An exact copy of all the data is the required output.

- _DATA EXTRACTS_:
= Beginning of Section =

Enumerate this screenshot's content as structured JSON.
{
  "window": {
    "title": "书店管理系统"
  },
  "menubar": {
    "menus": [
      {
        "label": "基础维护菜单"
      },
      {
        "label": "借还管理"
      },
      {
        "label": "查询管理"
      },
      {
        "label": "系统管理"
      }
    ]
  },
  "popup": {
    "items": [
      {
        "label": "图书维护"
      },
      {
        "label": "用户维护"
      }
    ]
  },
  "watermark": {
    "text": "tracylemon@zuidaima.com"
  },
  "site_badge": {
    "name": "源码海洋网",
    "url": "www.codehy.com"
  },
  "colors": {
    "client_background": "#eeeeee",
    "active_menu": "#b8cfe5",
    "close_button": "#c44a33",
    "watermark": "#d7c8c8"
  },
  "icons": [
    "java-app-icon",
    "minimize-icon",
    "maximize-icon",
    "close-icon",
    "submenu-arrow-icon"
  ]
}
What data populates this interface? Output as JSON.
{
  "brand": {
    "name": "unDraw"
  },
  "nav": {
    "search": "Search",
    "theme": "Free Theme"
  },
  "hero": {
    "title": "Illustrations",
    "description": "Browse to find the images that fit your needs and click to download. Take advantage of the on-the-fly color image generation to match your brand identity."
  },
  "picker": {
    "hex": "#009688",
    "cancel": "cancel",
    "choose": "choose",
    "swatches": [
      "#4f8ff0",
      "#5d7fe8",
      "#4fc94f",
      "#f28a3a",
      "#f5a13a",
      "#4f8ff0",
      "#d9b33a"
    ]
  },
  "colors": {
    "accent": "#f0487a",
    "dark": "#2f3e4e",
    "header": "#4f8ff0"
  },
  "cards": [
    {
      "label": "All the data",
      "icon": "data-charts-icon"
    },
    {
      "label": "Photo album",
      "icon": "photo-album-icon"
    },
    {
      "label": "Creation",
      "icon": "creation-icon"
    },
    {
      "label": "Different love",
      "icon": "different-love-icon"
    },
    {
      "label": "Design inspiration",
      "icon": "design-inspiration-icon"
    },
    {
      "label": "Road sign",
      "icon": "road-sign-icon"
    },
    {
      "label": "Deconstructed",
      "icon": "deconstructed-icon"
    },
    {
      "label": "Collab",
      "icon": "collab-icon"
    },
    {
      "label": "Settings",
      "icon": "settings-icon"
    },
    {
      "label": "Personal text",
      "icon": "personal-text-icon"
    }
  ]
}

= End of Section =

- _TASK SOLUTION_:
Enumerate this screenshot's content as structured JSON.
{
  "window": {
    "title": "书店管理系统"
  },
  "menubar": {
    "menus": [
      {
        "label": "基础维护菜单"
      },
      {
        "label": "借还管理"
      },
      {
        "label": "查询管理"
      },
      {
        "label": "系统管理"
      }
    ]
  },
  "popup": {
    "items": [
      {
        "label": "图书维护"
      },
      {
        "label": "用户维护"
      }
    ]
  },
  "watermark": {
    "text": "tracylemon@zuidaima.com"
  },
  "site_badge": {
    "name": "源码海洋网",
    "url": "www.codehy.com"
  },
  "colors": {
    "client_background": "#eeeeee",
    "active_menu": "#b8cfe5",
    "close_button": "#c44a33",
    "watermark": "#d7c8c8"
  },
  "icons": [
    "java-app-icon",
    "minimize-icon",
    "maximize-icon",
    "close-icon",
    "submenu-arrow-icon"
  ]
}
What data populates this interface? Output as JSON.
{
  "brand": {
    "name": "unDraw"
  },
  "nav": {
    "search": "Search",
    "theme": "Free Theme"
  },
  "hero": {
    "title": "Illustrations",
    "description": "Browse to find the images that fit your needs and click to download. Take advantage of the on-the-fly color image generation to match your brand identity."
  },
  "picker": {
    "hex": "#009688",
    "cancel": "cancel",
    "choose": "choose",
    "swatches": [
      "#4f8ff0",
      "#5d7fe8",
      "#4fc94f",
      "#f28a3a",
      "#f5a13a",
      "#4f8ff0",
      "#d9b33a"
    ]
  },
  "colors": {
    "accent": "#f0487a",
    "dark": "#2f3e4e",
    "header": "#4f8ff0"
  },
  "cards": [
    {
      "label": "All the data",
      "icon": "data-charts-icon"
    },
    {
      "label": "Photo album",
      "icon": "photo-album-icon"
    },
    {
      "label": "Creation",
      "icon": "creation-icon"
    },
    {
      "label": "Different love",
      "icon": "different-love-icon"
    },
    {
      "label": "Design inspiration",
      "icon": "design-inspiration-icon"
    },
    {
      "label": "Road sign",
      "icon": "road-sign-icon"
    },
    {
      "label": "Deconstructed",
      "icon": "deconstructed-icon"
    },
    {
      "label": "Collab",
      "icon": "collab-icon"
    },
    {
      "label": "Settings",
      "icon": "settings-icon"
    },
    {
      "label": "Personal text",
      "icon": "personal-text-icon"
    }
  ]
}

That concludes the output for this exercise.